**ACTIVITY:** Repeat the entries that follow verbatim, without any of their pictures.

[Items from an interface collection]
╭──
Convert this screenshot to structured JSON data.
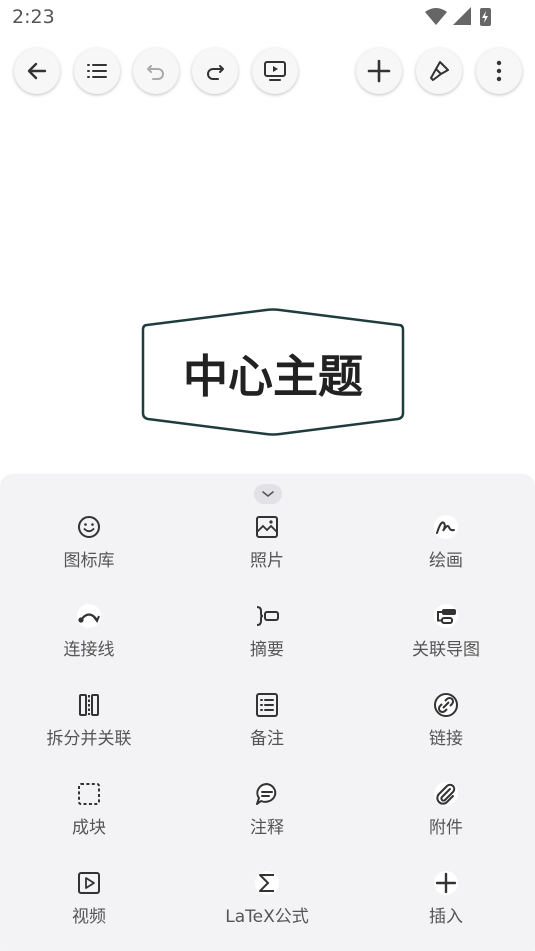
{
  "status": {
    "time": "2:23"
  },
  "toolbar": {
    "buttons": [
      {
        "name": "back",
        "icon": "back-arrow-icon"
      },
      {
        "name": "outline",
        "icon": "list-icon"
      },
      {
        "name": "undo",
        "icon": "undo-icon"
      },
      {
        "name": "redo",
        "icon": "redo-icon"
      },
      {
        "name": "present",
        "icon": "present-icon"
      },
      {
        "name": "add",
        "icon": "plus-icon"
      },
      {
        "name": "format",
        "icon": "brush-icon"
      },
      {
        "name": "more",
        "icon": "more-vertical-icon"
      }
    ]
  },
  "canvas": {
    "central_topic": "中心主题",
    "topic_border_color": "#1f3d3f"
  },
  "panel": {
    "tools": [
      {
        "label": "图标库",
        "icon": "smiley-icon"
      },
      {
        "label": "照片",
        "icon": "photo-icon"
      },
      {
        "label": "绘画",
        "icon": "draw-icon"
      },
      {
        "label": "连接线",
        "icon": "connection-line-icon"
      },
      {
        "label": "摘要",
        "icon": "summary-icon"
      },
      {
        "label": "关联导图",
        "icon": "linked-map-icon"
      },
      {
        "label": "拆分并关联",
        "icon": "split-icon"
      },
      {
        "label": "备注",
        "icon": "note-icon"
      },
      {
        "label": "链接",
        "icon": "link-icon"
      },
      {
        "label": "成块",
        "icon": "boundary-icon"
      },
      {
        "label": "注释",
        "icon": "comment-icon"
      },
      {
        "label": "附件",
        "icon": "attachment-icon"
      },
      {
        "label": "视频",
        "icon": "video-icon"
      },
      {
        "label": "LaTeX公式",
        "icon": "sigma-icon"
      },
      {
        "label": "插入",
        "icon": "insert-plus-icon"
      }
    ]
  }
}
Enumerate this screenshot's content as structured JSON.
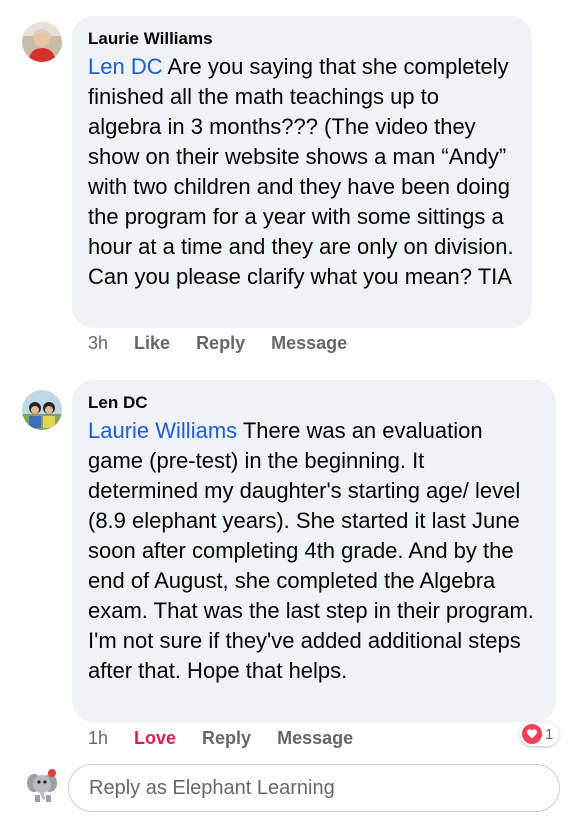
{
  "comments": [
    {
      "author": "Laurie Williams",
      "mention": "Len DC",
      "text": " Are you saying that she completely finished all the math teachings up to algebra in 3 months??? (The  video they show on their website shows a man “Andy” with two children and they have been doing the program for a year with some sittings a hour at a time and they are only on division. Can you please clarify what you mean? TIA",
      "time": "3h",
      "like_label": "Like",
      "reply_label": "Reply",
      "message_label": "Message"
    },
    {
      "author": "Len DC",
      "mention": "Laurie Williams",
      "text": " There was an evaluation game (pre-test) in the beginning. It determined my daughter's starting age/ level (8.9 elephant years). She  started it last June soon after completing 4th grade. And by the end of August, she completed the Algebra exam. That was the last step in their program. I'm not sure if they've added additional steps after that. Hope that helps.",
      "time": "1h",
      "like_label": "Love",
      "reply_label": "Reply",
      "message_label": "Message",
      "reaction_icon": "heart-icon",
      "reaction_count": "1"
    }
  ],
  "reply": {
    "placeholder": "Reply as Elephant Learning",
    "avatar_icon": "elephant-icon"
  },
  "colors": {
    "mention": "#1a5fd6",
    "love": "#e4185b",
    "bubble": "#f0f2f5",
    "meta": "#65676b"
  }
}
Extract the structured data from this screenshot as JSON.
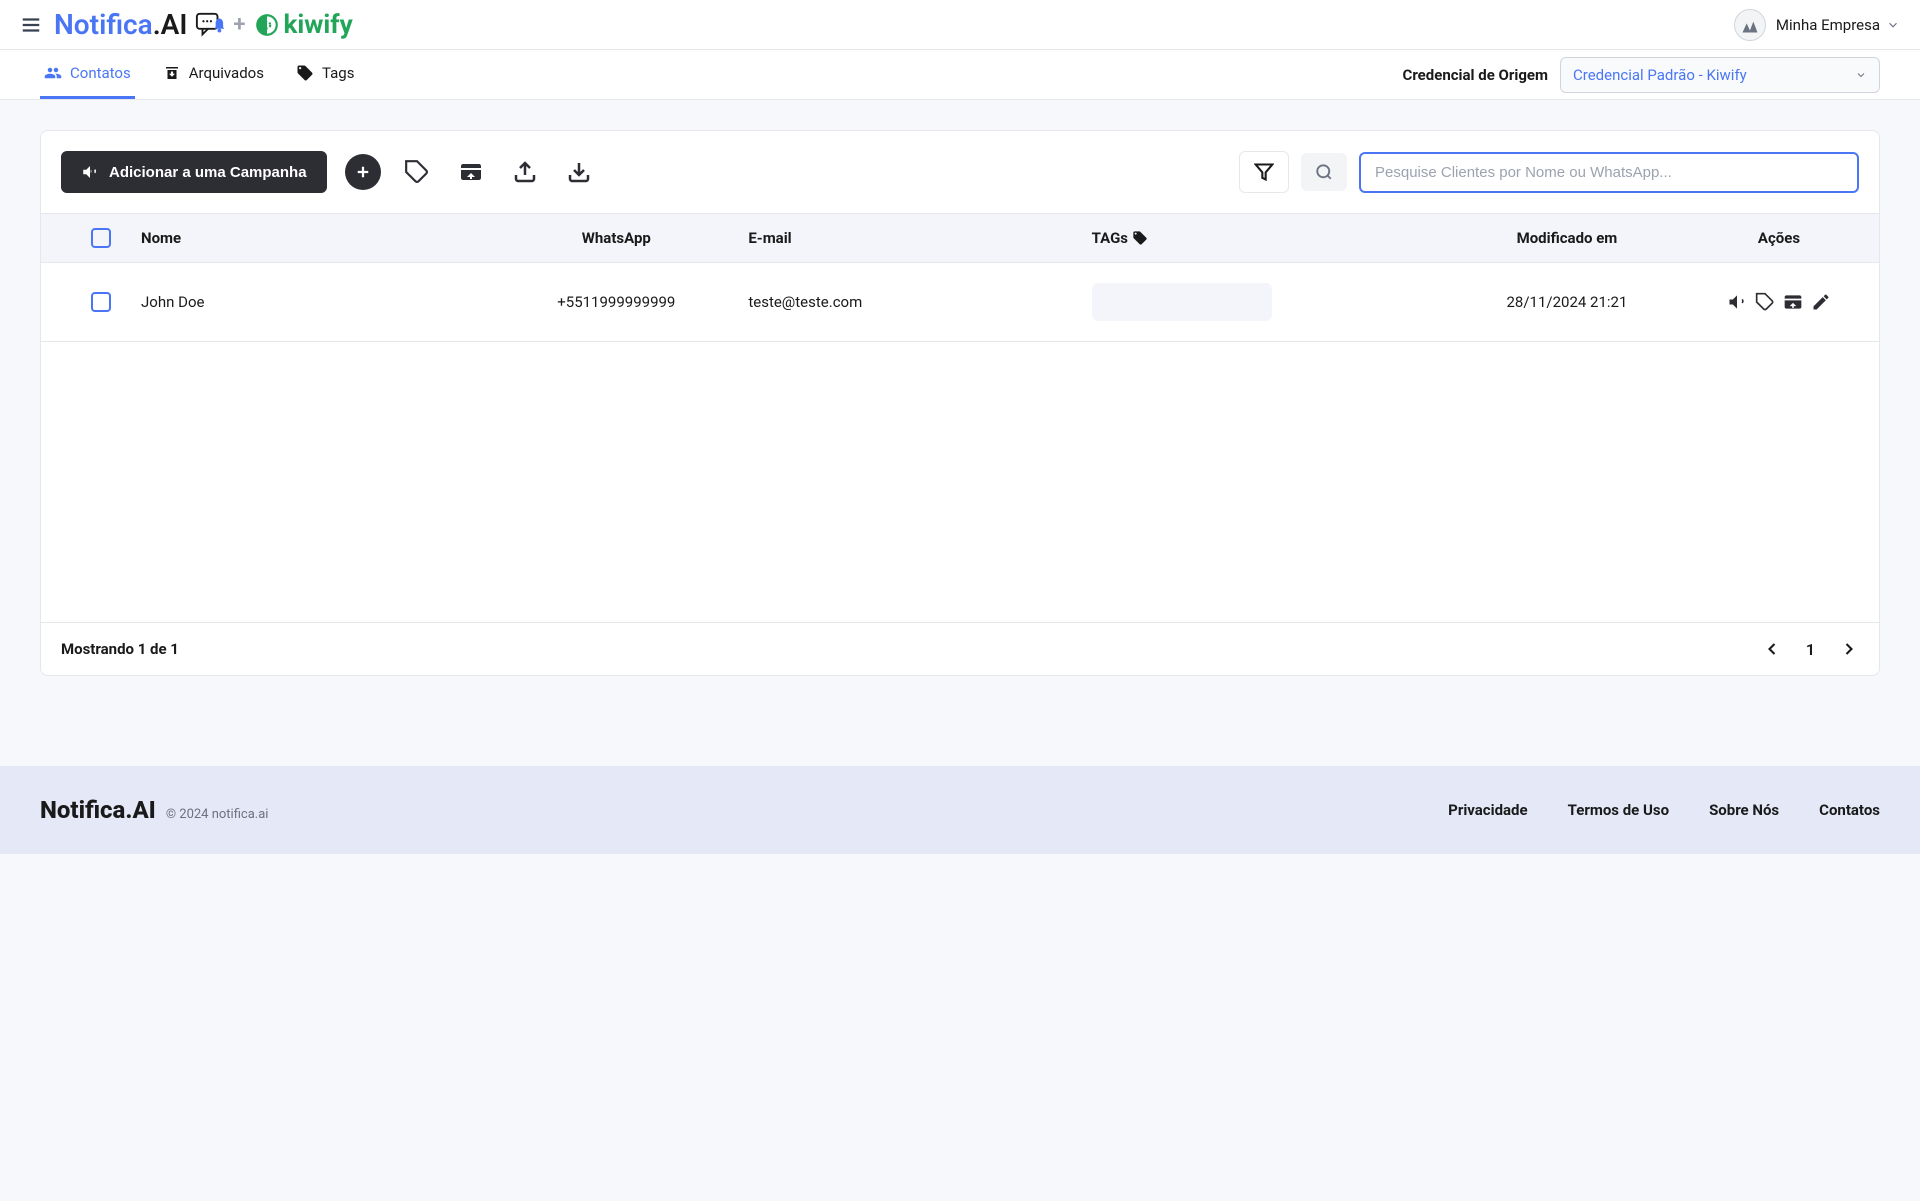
{
  "header": {
    "logo_part1": "Notifica",
    "logo_part2": ".AI",
    "plus": "+",
    "kiwify": "kiwify",
    "company": "Minha Empresa"
  },
  "nav": {
    "tabs": [
      {
        "label": "Contatos",
        "active": true
      },
      {
        "label": "Arquivados",
        "active": false
      },
      {
        "label": "Tags",
        "active": false
      }
    ],
    "credential_label": "Credencial de Origem",
    "credential_value": "Credencial Padrão - Kiwify"
  },
  "toolbar": {
    "campaign_btn": "Adicionar a uma Campanha",
    "search_placeholder": "Pesquise Clientes por Nome ou WhatsApp..."
  },
  "table": {
    "headers": {
      "name": "Nome",
      "whatsapp": "WhatsApp",
      "email": "E-mail",
      "tags": "TAGs",
      "modified": "Modificado em",
      "actions": "Ações"
    },
    "rows": [
      {
        "name": "John Doe",
        "whatsapp": "+5511999999999",
        "email": "teste@teste.com",
        "tags": "",
        "modified": "28/11/2024 21:21"
      }
    ],
    "showing": "Mostrando 1 de 1",
    "page": "1"
  },
  "footer": {
    "logo": "Notifica.AI",
    "copyright": "© 2024 notifica.ai",
    "links": [
      "Privacidade",
      "Termos de Uso",
      "Sobre Nós",
      "Contatos"
    ]
  }
}
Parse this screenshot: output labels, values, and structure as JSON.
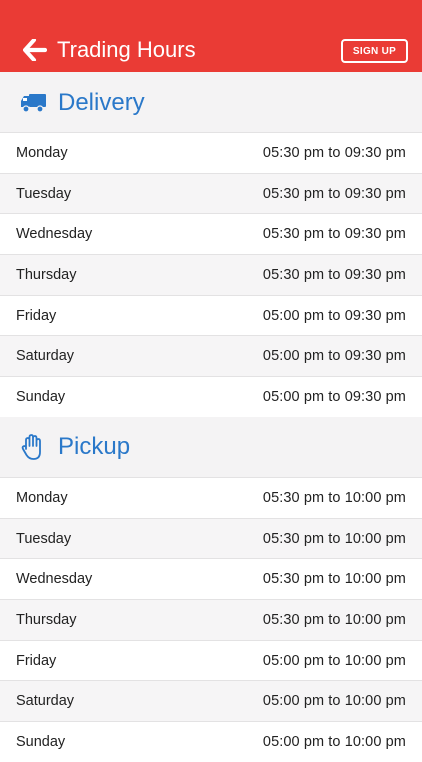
{
  "header": {
    "title": "Trading Hours",
    "signup_label": "SIGN UP",
    "back_icon": "arrow-left-icon",
    "color": "#ea3b35"
  },
  "delivery": {
    "title": "Delivery",
    "icon": "truck-icon",
    "rows": [
      {
        "day": "Monday",
        "hours": "05:30 pm to 09:30 pm"
      },
      {
        "day": "Tuesday",
        "hours": "05:30 pm to 09:30 pm"
      },
      {
        "day": "Wednesday",
        "hours": "05:30 pm to 09:30 pm"
      },
      {
        "day": "Thursday",
        "hours": "05:30 pm to 09:30 pm"
      },
      {
        "day": "Friday",
        "hours": "05:00 pm to 09:30 pm"
      },
      {
        "day": "Saturday",
        "hours": "05:00 pm to 09:30 pm"
      },
      {
        "day": "Sunday",
        "hours": "05:00 pm to 09:30 pm"
      }
    ]
  },
  "pickup": {
    "title": "Pickup",
    "icon": "hand-icon",
    "rows": [
      {
        "day": "Monday",
        "hours": "05:30 pm to 10:00 pm"
      },
      {
        "day": "Tuesday",
        "hours": "05:30 pm to 10:00 pm"
      },
      {
        "day": "Wednesday",
        "hours": "05:30 pm to 10:00 pm"
      },
      {
        "day": "Thursday",
        "hours": "05:30 pm to 10:00 pm"
      },
      {
        "day": "Friday",
        "hours": "05:00 pm to 10:00 pm"
      },
      {
        "day": "Saturday",
        "hours": "05:00 pm to 10:00 pm"
      },
      {
        "day": "Sunday",
        "hours": "05:00 pm to 10:00 pm"
      }
    ]
  },
  "accent_color": "#2a78c9"
}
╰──
**YOUR SOLUTION:**
Convert this screenshot to structured JSON data.
{
  "status": {
    "time": "2:23"
  },
  "toolbar": {
    "buttons": [
      {
        "name": "back",
        "icon": "back-arrow-icon"
      },
      {
        "name": "outline",
        "icon": "list-icon"
      },
      {
        "name": "undo",
        "icon": "undo-icon"
      },
      {
        "name": "redo",
        "icon": "redo-icon"
      },
      {
        "name": "present",
        "icon": "present-icon"
      },
      {
        "name": "add",
        "icon": "plus-icon"
      },
      {
        "name": "format",
        "icon": "brush-icon"
      },
      {
        "name": "more",
        "icon": "more-vertical-icon"
      }
    ]
  },
  "canvas": {
    "central_topic": "中心主题",
    "topic_border_color": "#1f3d3f"
  },
  "panel": {
    "tools": [
      {
        "label": "图标库",
        "icon": "smiley-icon"
      },
      {
        "label": "照片",
        "icon": "photo-icon"
      },
      {
        "label": "绘画",
        "icon": "draw-icon"
      },
      {
        "label": "连接线",
        "icon": "connection-line-icon"
      },
      {
        "label": "摘要",
        "icon": "summary-icon"
      },
      {
        "label": "关联导图",
        "icon": "linked-map-icon"
      },
      {
        "label": "拆分并关联",
        "icon": "split-icon"
      },
      {
        "label": "备注",
        "icon": "note-icon"
      },
      {
        "label": "链接",
        "icon": "link-icon"
      },
      {
        "label": "成块",
        "icon": "boundary-icon"
      },
      {
        "label": "注释",
        "icon": "comment-icon"
      },
      {
        "label": "附件",
        "icon": "attachment-icon"
      },
      {
        "label": "视频",
        "icon": "video-icon"
      },
      {
        "label": "LaTeX公式",
        "icon": "sigma-icon"
      },
      {
        "label": "插入",
        "icon": "insert-plus-icon"
      }
    ]
  }
}
Enumerate this screenshot's content as structured JSON.
{
  "comments": [
    {
      "author": "Laurie Williams",
      "mention": "Len DC",
      "text": " Are you saying that she completely finished all the math teachings up to algebra in 3 months??? (The  video they show on their website shows a man “Andy” with two children and they have been doing the program for a year with some sittings a hour at a time and they are only on division. Can you please clarify what you mean? TIA",
      "time": "3h",
      "like_label": "Like",
      "reply_label": "Reply",
      "message_label": "Message"
    },
    {
      "author": "Len DC",
      "mention": "Laurie Williams",
      "text": " There was an evaluation game (pre-test) in the beginning. It determined my daughter's starting age/ level (8.9 elephant years). She  started it last June soon after completing 4th grade. And by the end of August, she completed the Algebra exam. That was the last step in their program. I'm not sure if they've added additional steps after that. Hope that helps.",
      "time": "1h",
      "like_label": "Love",
      "reply_label": "Reply",
      "message_label": "Message",
      "reaction_icon": "heart-icon",
      "reaction_count": "1"
    }
  ],
  "reply": {
    "placeholder": "Reply as Elephant Learning",
    "avatar_icon": "elephant-icon"
  },
  "colors": {
    "mention": "#1a5fd6",
    "love": "#e4185b",
    "bubble": "#f0f2f5",
    "meta": "#65676b"
  }
}
Extract the structured data from this screenshot as JSON.
{
  "header": {
    "logo_part1": "Notifica",
    "logo_part2": ".AI",
    "plus": "+",
    "kiwify": "kiwify",
    "company": "Minha Empresa"
  },
  "nav": {
    "tabs": [
      {
        "label": "Contatos",
        "active": true
      },
      {
        "label": "Arquivados",
        "active": false
      },
      {
        "label": "Tags",
        "active": false
      }
    ],
    "credential_label": "Credencial de Origem",
    "credential_value": "Credencial Padrão - Kiwify"
  },
  "toolbar": {
    "campaign_btn": "Adicionar a uma Campanha",
    "search_placeholder": "Pesquise Clientes por Nome ou WhatsApp..."
  },
  "table": {
    "headers": {
      "name": "Nome",
      "whatsapp": "WhatsApp",
      "email": "E-mail",
      "tags": "TAGs",
      "modified": "Modificado em",
      "actions": "Ações"
    },
    "rows": [
      {
        "name": "John Doe",
        "whatsapp": "+5511999999999",
        "email": "teste@teste.com",
        "tags": "",
        "modified": "28/11/2024 21:21"
      }
    ],
    "showing": "Mostrando 1 de 1",
    "page": "1"
  },
  "footer": {
    "logo": "Notifica.AI",
    "copyright": "© 2024 notifica.ai",
    "links": [
      "Privacidade",
      "Termos de Uso",
      "Sobre Nós",
      "Contatos"
    ]
  }
}
Parse this screenshot: output labels, values, and structure as JSON.
{
  "header": {
    "title": "Trading Hours",
    "signup_label": "SIGN UP",
    "back_icon": "arrow-left-icon",
    "color": "#ea3b35"
  },
  "delivery": {
    "title": "Delivery",
    "icon": "truck-icon",
    "rows": [
      {
        "day": "Monday",
        "hours": "05:30 pm to 09:30 pm"
      },
      {
        "day": "Tuesday",
        "hours": "05:30 pm to 09:30 pm"
      },
      {
        "day": "Wednesday",
        "hours": "05:30 pm to 09:30 pm"
      },
      {
        "day": "Thursday",
        "hours": "05:30 pm to 09:30 pm"
      },
      {
        "day": "Friday",
        "hours": "05:00 pm to 09:30 pm"
      },
      {
        "day": "Saturday",
        "hours": "05:00 pm to 09:30 pm"
      },
      {
        "day": "Sunday",
        "hours": "05:00 pm to 09:30 pm"
      }
    ]
  },
  "pickup": {
    "title": "Pickup",
    "icon": "hand-icon",
    "rows": [
      {
        "day": "Monday",
        "hours": "05:30 pm to 10:00 pm"
      },
      {
        "day": "Tuesday",
        "hours": "05:30 pm to 10:00 pm"
      },
      {
        "day": "Wednesday",
        "hours": "05:30 pm to 10:00 pm"
      },
      {
        "day": "Thursday",
        "hours": "05:30 pm to 10:00 pm"
      },
      {
        "day": "Friday",
        "hours": "05:00 pm to 10:00 pm"
      },
      {
        "day": "Saturday",
        "hours": "05:00 pm to 10:00 pm"
      },
      {
        "day": "Sunday",
        "hours": "05:00 pm to 10:00 pm"
      }
    ]
  },
  "accent_color": "#2a78c9"
}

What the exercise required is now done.